In the entries that follow, find each line with the word "JSON" and copy it.

DATA SUPPLIED:
'''
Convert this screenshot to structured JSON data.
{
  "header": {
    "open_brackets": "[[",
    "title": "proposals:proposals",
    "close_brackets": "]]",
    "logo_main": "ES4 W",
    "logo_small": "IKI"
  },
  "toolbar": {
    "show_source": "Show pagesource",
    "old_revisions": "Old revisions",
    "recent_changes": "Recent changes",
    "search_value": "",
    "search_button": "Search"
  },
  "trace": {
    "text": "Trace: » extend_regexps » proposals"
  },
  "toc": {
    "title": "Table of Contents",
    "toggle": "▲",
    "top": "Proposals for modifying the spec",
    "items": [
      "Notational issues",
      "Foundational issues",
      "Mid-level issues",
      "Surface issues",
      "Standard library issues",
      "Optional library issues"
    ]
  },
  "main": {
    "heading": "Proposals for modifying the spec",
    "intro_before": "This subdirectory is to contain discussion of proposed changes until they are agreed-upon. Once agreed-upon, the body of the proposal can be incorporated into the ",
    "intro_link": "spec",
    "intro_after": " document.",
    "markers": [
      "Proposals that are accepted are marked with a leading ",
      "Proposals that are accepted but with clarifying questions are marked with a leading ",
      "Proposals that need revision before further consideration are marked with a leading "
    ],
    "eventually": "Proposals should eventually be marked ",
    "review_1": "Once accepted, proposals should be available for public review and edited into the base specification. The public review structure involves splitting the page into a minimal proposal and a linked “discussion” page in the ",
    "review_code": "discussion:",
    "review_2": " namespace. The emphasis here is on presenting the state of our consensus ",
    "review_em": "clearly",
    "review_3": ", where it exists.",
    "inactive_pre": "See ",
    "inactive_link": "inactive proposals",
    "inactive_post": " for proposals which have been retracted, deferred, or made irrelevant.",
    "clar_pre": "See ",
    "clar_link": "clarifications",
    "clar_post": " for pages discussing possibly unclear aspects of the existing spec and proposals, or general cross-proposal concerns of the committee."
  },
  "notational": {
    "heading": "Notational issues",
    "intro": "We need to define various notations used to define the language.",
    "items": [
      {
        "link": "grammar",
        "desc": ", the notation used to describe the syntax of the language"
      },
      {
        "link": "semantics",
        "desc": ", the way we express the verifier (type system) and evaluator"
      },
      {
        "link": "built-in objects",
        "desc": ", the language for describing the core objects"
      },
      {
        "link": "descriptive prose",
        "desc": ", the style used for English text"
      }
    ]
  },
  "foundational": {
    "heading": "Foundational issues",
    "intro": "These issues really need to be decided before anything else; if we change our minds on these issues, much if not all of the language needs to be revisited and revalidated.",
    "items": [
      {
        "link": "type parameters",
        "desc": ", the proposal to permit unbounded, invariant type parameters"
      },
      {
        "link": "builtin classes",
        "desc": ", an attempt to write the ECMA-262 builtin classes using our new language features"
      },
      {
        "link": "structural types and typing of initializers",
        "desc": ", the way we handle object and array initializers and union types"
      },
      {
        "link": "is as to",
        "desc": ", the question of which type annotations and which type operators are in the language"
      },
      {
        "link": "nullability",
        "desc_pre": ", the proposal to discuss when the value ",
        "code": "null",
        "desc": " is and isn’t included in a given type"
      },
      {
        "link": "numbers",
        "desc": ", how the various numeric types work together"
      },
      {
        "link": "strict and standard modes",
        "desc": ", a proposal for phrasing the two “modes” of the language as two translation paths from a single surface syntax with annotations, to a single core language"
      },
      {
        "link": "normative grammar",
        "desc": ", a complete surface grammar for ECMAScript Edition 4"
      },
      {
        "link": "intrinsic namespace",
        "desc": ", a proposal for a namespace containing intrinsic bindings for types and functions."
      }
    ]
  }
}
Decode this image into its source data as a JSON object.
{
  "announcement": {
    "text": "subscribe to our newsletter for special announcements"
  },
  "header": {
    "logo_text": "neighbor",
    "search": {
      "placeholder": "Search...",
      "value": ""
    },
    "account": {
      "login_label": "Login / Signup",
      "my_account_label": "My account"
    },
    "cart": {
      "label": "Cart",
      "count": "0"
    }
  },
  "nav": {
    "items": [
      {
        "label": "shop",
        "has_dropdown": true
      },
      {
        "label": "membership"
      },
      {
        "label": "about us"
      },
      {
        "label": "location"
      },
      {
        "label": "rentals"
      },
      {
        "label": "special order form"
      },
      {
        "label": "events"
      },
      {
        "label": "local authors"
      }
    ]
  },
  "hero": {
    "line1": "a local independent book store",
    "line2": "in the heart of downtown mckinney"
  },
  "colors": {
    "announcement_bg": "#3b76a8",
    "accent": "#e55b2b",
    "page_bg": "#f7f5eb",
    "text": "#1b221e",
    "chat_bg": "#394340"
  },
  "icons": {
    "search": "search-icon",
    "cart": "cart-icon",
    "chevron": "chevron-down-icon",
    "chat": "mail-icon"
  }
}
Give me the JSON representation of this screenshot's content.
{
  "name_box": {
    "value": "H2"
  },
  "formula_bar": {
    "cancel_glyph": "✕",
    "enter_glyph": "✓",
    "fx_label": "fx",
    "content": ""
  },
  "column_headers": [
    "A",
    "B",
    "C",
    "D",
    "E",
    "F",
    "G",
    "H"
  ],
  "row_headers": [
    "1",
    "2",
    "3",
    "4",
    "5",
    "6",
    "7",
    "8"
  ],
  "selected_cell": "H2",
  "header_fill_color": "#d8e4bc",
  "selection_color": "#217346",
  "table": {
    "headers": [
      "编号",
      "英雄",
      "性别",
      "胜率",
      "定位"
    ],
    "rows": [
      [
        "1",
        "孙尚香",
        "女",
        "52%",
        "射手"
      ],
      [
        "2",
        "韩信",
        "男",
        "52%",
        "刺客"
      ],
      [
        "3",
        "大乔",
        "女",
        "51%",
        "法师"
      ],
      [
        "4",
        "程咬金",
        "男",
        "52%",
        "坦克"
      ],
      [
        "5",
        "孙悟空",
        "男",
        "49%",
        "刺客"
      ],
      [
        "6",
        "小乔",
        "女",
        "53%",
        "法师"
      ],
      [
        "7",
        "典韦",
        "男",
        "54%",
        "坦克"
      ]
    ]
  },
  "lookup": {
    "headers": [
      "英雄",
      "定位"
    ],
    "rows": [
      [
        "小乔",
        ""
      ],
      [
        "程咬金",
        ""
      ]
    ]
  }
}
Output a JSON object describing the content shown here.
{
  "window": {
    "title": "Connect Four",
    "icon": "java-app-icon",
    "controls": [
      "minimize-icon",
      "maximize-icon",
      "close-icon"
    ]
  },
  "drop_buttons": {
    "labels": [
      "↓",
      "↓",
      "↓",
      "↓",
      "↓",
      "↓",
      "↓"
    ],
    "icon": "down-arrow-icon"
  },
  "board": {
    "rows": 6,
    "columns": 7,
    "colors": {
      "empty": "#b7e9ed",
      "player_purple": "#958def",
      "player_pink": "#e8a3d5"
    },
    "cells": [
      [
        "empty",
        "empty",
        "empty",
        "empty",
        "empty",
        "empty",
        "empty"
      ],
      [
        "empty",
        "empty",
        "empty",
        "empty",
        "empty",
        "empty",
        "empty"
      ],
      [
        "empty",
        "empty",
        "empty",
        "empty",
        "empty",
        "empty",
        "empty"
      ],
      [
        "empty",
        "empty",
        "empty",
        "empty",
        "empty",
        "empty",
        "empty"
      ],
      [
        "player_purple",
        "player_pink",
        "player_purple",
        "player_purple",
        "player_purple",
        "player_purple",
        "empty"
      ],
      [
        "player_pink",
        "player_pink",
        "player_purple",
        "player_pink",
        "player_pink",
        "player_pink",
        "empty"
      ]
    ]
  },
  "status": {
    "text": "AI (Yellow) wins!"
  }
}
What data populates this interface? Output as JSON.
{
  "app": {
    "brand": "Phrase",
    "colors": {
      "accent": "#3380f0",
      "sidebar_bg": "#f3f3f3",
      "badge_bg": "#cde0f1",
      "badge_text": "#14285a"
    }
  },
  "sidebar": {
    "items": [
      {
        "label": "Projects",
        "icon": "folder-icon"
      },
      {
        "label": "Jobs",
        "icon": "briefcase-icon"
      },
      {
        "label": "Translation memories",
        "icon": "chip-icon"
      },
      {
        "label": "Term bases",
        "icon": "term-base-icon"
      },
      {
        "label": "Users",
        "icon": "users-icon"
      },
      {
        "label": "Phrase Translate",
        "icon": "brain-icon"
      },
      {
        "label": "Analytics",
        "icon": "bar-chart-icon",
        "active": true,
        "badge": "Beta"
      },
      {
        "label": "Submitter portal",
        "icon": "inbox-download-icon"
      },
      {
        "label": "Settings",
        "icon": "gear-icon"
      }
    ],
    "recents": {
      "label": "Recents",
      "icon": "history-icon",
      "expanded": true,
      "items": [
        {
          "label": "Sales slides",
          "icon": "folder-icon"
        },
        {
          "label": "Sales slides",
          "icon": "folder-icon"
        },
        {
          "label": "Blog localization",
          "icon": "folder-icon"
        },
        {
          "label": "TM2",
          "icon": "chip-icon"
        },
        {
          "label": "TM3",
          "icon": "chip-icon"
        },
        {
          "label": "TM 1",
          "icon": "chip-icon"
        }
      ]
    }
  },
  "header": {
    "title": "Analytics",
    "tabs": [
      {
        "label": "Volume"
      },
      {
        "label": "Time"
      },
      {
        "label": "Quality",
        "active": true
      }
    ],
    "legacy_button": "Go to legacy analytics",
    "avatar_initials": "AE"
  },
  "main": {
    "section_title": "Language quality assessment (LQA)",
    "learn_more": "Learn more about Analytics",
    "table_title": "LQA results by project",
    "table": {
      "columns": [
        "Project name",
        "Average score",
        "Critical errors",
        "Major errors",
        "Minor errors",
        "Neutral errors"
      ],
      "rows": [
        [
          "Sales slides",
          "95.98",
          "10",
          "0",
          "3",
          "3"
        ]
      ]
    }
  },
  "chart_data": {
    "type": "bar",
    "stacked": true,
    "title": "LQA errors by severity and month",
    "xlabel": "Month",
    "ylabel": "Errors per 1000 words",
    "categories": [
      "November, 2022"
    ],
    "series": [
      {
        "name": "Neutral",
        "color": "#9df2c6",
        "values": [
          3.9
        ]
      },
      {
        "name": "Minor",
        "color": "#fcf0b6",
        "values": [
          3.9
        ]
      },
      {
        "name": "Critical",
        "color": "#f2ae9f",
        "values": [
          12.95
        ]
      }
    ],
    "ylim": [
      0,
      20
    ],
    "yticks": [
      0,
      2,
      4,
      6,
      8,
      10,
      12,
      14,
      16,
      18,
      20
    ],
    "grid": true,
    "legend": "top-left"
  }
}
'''
WRITTEN RESPONSE:
Convert this screenshot to structured JSON data.
Decode this image into its source data as a JSON object.
Give me the JSON representation of this screenshot's content.
Output a JSON object describing the content shown here.
What data populates this interface? Output as JSON.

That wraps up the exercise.